While most of the unlawful conviction cases have been widely publicized, the general public remains alert and skeptical on how to properly address this new wave of challenges in our criminal justice system as a by-product of police brutality, junk science, eyewitness misidentification and much more. Limited policy adjustments have been implemented in the existing framework of conducting legal proceeding to indict criminal behaviors, nor have it provided adequate opportunities and resources for victims that fall under the wrongfully acquitted category. Current regulations for have strengths and flaws, which will be disclosed in this research. Exoneration, the contemporary legal approval from the judge and the court that indicates a defender
Discretion has a fairly effective role within the justice system, specifically when looking at the sentencing and punishment of offenders. Discretion can have a distinct effect on the outcome of a case. The role of decision making through an individual may provide for a different insight into different cases which therefore means that no two verdicts are reached in the same way. The role of discretion when looking at charge negotiation (or plea bargaining) is to decide whether or not the accused may be granted a 'lesser ' punishment in exchange, they plead guilty. from prosecutors. This is a highly controversial topic within the criminal trial system as it begs the question, does resource efficiency outweigh the actions? In keeping with the

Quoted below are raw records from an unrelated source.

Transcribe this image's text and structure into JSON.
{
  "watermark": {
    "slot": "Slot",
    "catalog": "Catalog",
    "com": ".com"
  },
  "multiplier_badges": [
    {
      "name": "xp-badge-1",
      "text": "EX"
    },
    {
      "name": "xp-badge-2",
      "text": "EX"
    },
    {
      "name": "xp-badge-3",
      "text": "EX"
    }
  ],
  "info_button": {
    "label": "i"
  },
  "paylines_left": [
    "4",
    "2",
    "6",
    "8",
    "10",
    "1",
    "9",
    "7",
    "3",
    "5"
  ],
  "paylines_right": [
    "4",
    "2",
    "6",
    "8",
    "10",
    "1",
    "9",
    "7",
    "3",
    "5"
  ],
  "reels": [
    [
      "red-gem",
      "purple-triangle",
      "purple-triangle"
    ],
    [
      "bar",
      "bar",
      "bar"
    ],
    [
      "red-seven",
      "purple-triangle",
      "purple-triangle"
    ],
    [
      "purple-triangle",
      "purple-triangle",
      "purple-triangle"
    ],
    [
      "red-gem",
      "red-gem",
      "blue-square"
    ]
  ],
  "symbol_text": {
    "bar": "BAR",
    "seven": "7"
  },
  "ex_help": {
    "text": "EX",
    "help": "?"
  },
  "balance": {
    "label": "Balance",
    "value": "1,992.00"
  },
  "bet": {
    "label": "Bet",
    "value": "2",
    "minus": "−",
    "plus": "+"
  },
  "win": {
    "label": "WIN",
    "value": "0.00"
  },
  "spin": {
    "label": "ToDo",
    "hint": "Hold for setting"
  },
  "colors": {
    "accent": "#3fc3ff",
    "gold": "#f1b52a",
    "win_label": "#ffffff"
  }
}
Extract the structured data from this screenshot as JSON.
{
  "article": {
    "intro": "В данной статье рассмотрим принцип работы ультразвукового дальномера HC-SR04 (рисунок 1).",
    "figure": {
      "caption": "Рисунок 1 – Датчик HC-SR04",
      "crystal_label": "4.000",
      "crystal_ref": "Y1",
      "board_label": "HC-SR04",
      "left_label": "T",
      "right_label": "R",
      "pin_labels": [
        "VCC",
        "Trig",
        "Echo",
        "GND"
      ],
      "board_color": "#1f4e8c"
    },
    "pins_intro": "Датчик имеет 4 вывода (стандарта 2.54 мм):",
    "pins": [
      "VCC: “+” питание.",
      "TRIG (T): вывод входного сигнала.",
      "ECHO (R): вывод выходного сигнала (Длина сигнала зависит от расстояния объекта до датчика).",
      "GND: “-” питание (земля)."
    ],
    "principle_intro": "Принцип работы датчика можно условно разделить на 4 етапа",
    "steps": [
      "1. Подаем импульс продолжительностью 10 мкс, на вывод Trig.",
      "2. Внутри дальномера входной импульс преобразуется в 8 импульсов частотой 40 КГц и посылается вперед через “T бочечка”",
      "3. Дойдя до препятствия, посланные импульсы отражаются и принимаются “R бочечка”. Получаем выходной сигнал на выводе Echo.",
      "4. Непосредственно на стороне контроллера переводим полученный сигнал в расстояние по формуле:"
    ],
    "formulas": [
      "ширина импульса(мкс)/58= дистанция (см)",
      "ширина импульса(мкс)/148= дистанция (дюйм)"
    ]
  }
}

Prosecutors have lots of discretion when it comes to deciding whether or not to charge people. Next, he or she makes an initial appearance before a magistrate. At this time, decisions regarding bail are also made. Sometimes—but not always—the next step is for the defendant to appear at a preliminary hearing, where it is decided whether or not probable cause exists that the defendant committed the crime he or she is charged with. Next, a grand jury hears the state's evidence on the case and may or may not bring back an indictment against the defendant.